    row: 'gwashington'
  }
];

//-
// Or you can provide an array of strings if you wish to match against
// multiple keys.
//-
var filter = [
  {
    row: [
      'gwashington',
      'tjefferson'
    ]
  }
];

//-
// If you wish to use additional row filters, consider using the following
// syntax.
//-
var filter = [
  {
    row: {
      key: 'gwashington'
    }
  }
];

//-
// <h4>Row Samples</h4>
//
// Matches all cells from a row with probability p, and matches no cells
// from the row with probability 1-p.
//-
var filter = [
  {
    row: {
      sample: 1
    }
  }
];

//-
// <h4>Row Cell Offsets</h4>
//
// Skips the first N cells of each row, matching all subsequent cells.
// If duplicate cells are present, as is possible when using an
// {@link Filter#interleave}, each copy of the cell is counted
// separately.
//-
var filter = [
  {
    row: {
      cellOffset: 2
    }
  }
];

//-
// <h4>Row Cell Limits</h4>
//
// Matches only the first N cells of each row.
// If duplicate cells are present, as is possible when using an
// {@link Filter#interleave}, each copy of the cell is counted
// separately.
//-
var filter = [
  {
    row: {
      cellLimit: 4
    }
  }
];

set

set(key, value)

Stores a filter object.

Parameter

key

string

Filter name.

value

any type

Filter value.

sink

sink()

This filter is meant for advanced use only. Hook for introspection into the filter. Outputs all cells directly to the output of the read rather than to any parent filter.

Despite being excluded by the qualifier filter, a copy of every cell that reaches the sink is present in the final result.

As with an Filter#interleave filter, duplicate cells are possible, and appear in an unspecified mutual order.

Cannot be used within Filter#condition filter.

Example

//-
// Using the following filter, a copy of every cell that reaches the sink is
// present in the final result, despite being excluded by the qualifier
// filter
//-
var filter = [
  {
    family: 'follows'
  },
  {
    interleave: [
      [
        {
          all: true
        }
      ],
      [
        {
          label: 'prezzy'
        },
        {
          sink: true
        }
      ]
    ]
  },
  {
    column: 'gwashington'
  }
];

//-
// As with an {@link Filter#interleave} filter, duplicate cells
// are possible, and appear in an unspecified mutual order.
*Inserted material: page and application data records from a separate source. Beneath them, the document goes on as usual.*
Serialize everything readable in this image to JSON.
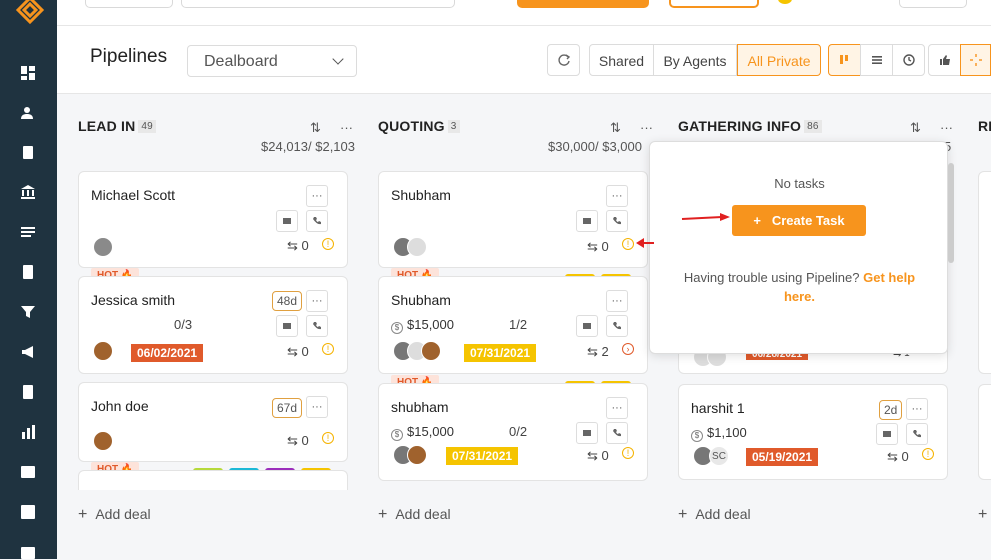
{
  "header": {
    "title": "Pipelines",
    "pipeline_select": "Dealboard",
    "view_filters": [
      "Shared",
      "By Agents",
      "All Private"
    ],
    "active_filter": "All Private"
  },
  "columns": [
    {
      "title": "LEAD IN",
      "count": "49",
      "sum": "$24,013/ $2,103",
      "add_label": "Add deal"
    },
    {
      "title": "QUOTING",
      "count": "3",
      "sum": "$30,000/ $3,000",
      "add_label": "Add deal"
    },
    {
      "title": "GATHERING INFO",
      "count": "86",
      "sum": "5",
      "add_label": "Add deal"
    },
    {
      "title": "RE",
      "count": "",
      "sum": "",
      "add_label": ""
    }
  ],
  "cards": {
    "lead1": {
      "name": "Michael Scott",
      "count": "0"
    },
    "lead2": {
      "hot": "HOT",
      "name": "Jessica smith",
      "days": "48d",
      "fraction": "0/3",
      "date": "06/02/2021",
      "count": "0"
    },
    "lead3": {
      "name": "John doe",
      "days": "67d",
      "count": "0"
    },
    "lead4": {
      "hot": "HOT"
    },
    "quote1": {
      "name": "Shubham",
      "count": "0"
    },
    "quote2": {
      "hot": "HOT",
      "name": "Shubham",
      "amount": "$15,000",
      "fraction": "1/2",
      "date": "07/31/2021",
      "count": "2"
    },
    "quote3": {
      "hot": "HOT",
      "name": "shubham",
      "amount": "$15,000",
      "fraction": "0/2",
      "date": "07/31/2021",
      "count": "0"
    },
    "gather1": {
      "date": "06/28/2021",
      "count": "1"
    },
    "gather2": {
      "name": "harshit 1",
      "days": "2d",
      "amount": "$1,100",
      "initials": "SC",
      "date": "05/19/2021",
      "count": "0"
    }
  },
  "popover": {
    "empty_text": "No tasks",
    "create_button": "Create Task",
    "help_text": "Having trouble using Pipeline?",
    "help_link": "Get help here."
  },
  "colors": {
    "accent": "#f7941d",
    "sidebar": "#1f3340",
    "date_red": "#e05a2b",
    "date_yellow": "#f5c400"
  }
}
In this case we
// have a duplicates with multiple `gwashington` columns because one copy
// passed through the {@link Filter#all} filter while the other was
// passed through the {@link Filter#label} and sink. Note that one
// copy has label "prezzy" while the other does not.
//-

time

time()

Matches only cells with timestamps within the given range.

Example

var filter = [
  {
    time: {
      start: new Date('December 17, 2006 03:24:00'),
      end: new Date()
    }
  }
];

toProto

toProto()

If we detect multiple filters, we'll assume it's a chain filter and the execution of the filters will be the order in which they were specified.

value

value()

Matches only cells with values that satisfy the given regular expression. Note that, since cell values can contain arbitrary bytes, the '\C' escape sequence must be used if a true wildcard is desired. The '.' character will not match the new line character '\n', which may be present in a binary value.

Example

var filter = [
  {
    value: /[0-9]/
  }
];

//-
// You can also provide a string (optionally containing regexp characters)
// for value filters.
//-
var filter = [
  {
    value: '1'
  }
];

//-
// Or you can provide an array of strings if you wish to match against
// multiple values.
//-
var filter = [
  {
    value: ['1', '9']
  }
];

//-
// <h4>Value Ranges</h4>
//
// Specifies a contigous range of values.
//
// When the `start` bound is omitted it is interpreted as an empty string.
// When the `end` bound is omitted it is interpreted as Infinity.
//-
var filter = [
  {
    value: {
      start: '1',
      end: '9'
    }
  }
];

//-
// By default, both the `start` and `end` bounds are inclusive. You can
// override these by providing an object explicity stating whether or not it
// is `inclusive`.
//-
var filter = [
  {
    value: {
      start: {
        value: '1',
        inclusive: false
      },
      end: {
        value: '9',
        inclusive: false
      }
    }
  }
];

//-
// <h4>Strip Values</h4>
//
// Replaces each cell's value with an emtpy string.
//-
var filter = [
  {
    value: {
      strip: true
    }
  }
];